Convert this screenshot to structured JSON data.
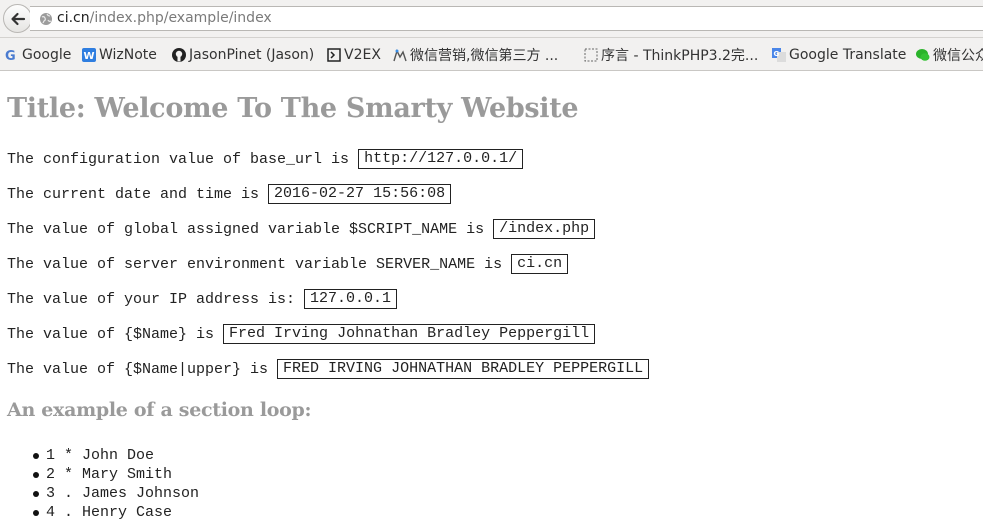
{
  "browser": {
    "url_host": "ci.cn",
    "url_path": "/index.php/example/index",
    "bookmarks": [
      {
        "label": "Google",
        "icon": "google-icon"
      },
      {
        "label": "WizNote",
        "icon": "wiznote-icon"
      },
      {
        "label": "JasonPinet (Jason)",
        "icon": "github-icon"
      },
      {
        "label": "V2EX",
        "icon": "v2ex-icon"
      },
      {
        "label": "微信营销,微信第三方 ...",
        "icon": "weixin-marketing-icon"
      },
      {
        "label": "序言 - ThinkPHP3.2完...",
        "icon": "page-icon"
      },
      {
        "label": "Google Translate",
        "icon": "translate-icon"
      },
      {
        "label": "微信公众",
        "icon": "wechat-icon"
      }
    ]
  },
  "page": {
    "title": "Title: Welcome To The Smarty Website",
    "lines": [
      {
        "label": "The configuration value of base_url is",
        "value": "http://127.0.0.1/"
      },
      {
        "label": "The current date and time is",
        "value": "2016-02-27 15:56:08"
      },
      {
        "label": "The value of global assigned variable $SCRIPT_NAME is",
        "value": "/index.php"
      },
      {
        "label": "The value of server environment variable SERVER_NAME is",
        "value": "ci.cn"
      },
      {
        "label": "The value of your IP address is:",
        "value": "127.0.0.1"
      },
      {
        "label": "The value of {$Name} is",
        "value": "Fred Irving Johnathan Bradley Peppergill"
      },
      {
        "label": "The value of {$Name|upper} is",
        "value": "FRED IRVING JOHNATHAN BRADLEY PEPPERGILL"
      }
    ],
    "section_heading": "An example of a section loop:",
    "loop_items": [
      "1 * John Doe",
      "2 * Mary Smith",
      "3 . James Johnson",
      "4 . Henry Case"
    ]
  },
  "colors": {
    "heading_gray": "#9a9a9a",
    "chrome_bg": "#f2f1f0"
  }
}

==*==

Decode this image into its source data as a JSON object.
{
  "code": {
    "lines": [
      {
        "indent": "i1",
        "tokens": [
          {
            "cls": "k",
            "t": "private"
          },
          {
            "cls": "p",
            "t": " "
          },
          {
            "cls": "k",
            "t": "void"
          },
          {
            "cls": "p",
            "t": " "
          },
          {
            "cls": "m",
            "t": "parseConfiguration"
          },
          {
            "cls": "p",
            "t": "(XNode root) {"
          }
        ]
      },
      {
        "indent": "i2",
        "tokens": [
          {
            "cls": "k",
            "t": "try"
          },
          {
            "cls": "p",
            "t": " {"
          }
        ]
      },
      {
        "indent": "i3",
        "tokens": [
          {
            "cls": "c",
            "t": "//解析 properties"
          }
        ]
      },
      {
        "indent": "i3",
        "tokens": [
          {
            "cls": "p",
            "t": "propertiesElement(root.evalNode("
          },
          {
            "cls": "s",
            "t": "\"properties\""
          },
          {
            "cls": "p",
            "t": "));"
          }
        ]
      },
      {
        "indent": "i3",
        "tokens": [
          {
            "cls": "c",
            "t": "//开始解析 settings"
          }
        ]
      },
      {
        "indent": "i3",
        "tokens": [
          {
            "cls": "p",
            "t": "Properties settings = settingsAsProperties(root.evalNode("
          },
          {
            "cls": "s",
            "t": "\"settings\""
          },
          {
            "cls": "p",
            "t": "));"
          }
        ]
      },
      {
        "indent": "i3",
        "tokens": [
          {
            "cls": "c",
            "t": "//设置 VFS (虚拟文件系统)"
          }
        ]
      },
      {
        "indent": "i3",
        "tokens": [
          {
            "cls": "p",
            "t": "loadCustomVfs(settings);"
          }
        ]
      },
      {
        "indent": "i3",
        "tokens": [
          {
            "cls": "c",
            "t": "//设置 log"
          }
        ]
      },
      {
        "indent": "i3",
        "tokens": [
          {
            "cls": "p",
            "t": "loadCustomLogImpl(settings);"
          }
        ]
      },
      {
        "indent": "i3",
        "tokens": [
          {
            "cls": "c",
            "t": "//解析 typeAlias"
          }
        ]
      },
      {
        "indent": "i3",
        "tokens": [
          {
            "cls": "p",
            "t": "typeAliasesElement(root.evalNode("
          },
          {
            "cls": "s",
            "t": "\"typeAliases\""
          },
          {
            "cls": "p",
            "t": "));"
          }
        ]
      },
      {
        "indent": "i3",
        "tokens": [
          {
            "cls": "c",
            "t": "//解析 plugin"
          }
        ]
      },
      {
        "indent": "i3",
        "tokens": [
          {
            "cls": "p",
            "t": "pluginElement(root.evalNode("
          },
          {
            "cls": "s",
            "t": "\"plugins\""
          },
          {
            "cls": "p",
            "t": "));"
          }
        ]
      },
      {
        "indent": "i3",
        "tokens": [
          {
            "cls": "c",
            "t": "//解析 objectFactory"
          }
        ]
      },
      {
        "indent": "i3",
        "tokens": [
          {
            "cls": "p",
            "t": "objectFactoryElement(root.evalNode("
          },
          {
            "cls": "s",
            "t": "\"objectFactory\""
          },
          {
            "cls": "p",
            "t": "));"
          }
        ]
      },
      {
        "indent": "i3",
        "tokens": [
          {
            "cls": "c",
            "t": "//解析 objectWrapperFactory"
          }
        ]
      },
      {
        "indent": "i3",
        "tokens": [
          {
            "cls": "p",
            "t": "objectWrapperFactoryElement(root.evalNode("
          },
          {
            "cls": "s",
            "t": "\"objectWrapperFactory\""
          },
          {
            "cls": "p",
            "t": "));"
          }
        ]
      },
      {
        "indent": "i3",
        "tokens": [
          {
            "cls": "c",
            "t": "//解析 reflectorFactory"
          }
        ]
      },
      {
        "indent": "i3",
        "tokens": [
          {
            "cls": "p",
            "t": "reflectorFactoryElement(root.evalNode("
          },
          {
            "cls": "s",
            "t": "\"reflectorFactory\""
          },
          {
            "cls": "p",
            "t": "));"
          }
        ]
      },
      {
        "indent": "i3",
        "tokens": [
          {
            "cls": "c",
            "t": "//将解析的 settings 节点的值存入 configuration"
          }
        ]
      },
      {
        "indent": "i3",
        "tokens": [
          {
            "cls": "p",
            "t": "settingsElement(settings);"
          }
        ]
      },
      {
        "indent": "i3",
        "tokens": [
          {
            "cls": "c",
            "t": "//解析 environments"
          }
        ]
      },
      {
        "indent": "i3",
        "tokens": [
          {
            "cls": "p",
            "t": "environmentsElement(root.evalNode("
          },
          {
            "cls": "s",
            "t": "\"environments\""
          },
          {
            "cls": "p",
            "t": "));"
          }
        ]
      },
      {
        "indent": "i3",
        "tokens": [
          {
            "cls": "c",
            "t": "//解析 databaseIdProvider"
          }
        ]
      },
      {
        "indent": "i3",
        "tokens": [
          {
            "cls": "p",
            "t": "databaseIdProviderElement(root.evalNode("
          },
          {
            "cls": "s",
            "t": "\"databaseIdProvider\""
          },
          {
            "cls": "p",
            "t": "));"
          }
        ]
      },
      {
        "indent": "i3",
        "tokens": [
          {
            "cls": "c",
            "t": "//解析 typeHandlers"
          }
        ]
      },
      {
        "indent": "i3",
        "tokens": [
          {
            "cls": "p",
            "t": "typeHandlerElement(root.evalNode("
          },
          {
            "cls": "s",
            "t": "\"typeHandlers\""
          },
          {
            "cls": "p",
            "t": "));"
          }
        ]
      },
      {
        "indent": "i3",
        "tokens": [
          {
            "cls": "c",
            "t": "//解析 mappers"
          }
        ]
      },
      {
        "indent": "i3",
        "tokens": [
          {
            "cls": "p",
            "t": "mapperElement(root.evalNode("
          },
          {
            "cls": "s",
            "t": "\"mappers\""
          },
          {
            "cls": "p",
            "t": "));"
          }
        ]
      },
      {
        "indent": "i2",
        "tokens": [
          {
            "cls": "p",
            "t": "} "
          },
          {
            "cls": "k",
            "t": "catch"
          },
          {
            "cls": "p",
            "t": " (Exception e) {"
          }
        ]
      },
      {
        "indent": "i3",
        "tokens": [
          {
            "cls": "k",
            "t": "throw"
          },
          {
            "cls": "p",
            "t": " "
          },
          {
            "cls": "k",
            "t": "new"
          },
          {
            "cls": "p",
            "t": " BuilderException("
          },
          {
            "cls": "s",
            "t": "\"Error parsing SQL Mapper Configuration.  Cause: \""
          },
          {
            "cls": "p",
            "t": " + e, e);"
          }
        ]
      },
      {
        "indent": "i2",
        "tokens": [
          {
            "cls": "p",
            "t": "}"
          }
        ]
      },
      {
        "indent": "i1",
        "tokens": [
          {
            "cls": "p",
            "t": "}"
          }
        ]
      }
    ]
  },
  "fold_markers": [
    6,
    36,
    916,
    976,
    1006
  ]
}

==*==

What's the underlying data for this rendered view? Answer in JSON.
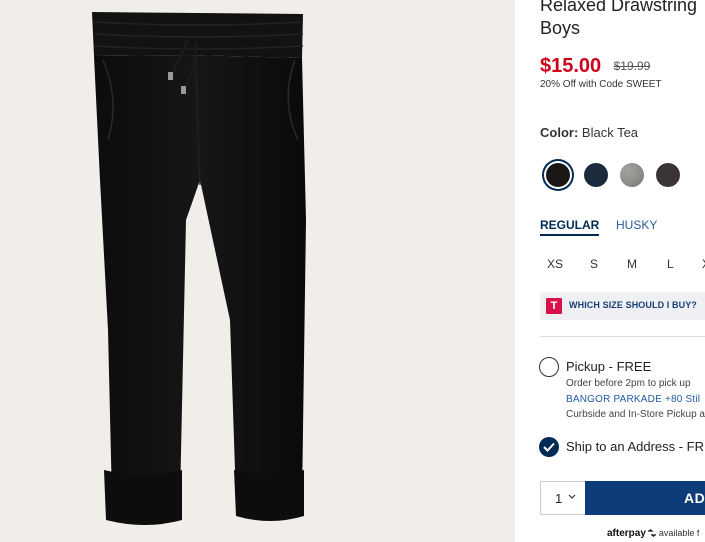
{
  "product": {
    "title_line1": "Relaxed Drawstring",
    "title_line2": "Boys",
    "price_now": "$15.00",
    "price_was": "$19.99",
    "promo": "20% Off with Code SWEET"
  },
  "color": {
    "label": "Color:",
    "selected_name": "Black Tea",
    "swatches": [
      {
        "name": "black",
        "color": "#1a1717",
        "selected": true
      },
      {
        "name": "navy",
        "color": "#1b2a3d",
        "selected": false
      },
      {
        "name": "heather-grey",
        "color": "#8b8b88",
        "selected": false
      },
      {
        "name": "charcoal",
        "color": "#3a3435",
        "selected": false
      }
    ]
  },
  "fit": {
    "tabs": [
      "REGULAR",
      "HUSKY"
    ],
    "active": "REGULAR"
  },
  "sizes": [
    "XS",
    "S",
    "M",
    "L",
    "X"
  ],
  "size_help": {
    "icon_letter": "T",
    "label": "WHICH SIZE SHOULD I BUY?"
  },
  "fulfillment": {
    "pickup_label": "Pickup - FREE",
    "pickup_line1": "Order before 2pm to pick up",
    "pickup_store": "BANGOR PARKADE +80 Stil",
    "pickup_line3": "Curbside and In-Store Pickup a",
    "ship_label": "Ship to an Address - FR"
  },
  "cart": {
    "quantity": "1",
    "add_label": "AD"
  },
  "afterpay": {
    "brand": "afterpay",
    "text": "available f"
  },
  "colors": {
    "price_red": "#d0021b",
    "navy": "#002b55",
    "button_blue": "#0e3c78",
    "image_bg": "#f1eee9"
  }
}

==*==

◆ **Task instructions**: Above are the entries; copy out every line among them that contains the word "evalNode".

◆ **Written response**:
            "t": "propertiesElement(root.evalNode("
            "t": "Properties settings = settingsAsProperties(root.evalNode("
            "t": "typeAliasesElement(root.evalNode("
            "t": "pluginElement(root.evalNode("
            "t": "objectFactoryElement(root.evalNode("
            "t": "objectWrapperFactoryElement(root.evalNode("
            "t": "reflectorFactoryElement(root.evalNode("
            "t": "environmentsElement(root.evalNode("
            "t": "databaseIdProviderElement(root.evalNode("
            "t": "typeHandlerElement(root.evalNode("
            "t": "mapperElement(root.evalNode("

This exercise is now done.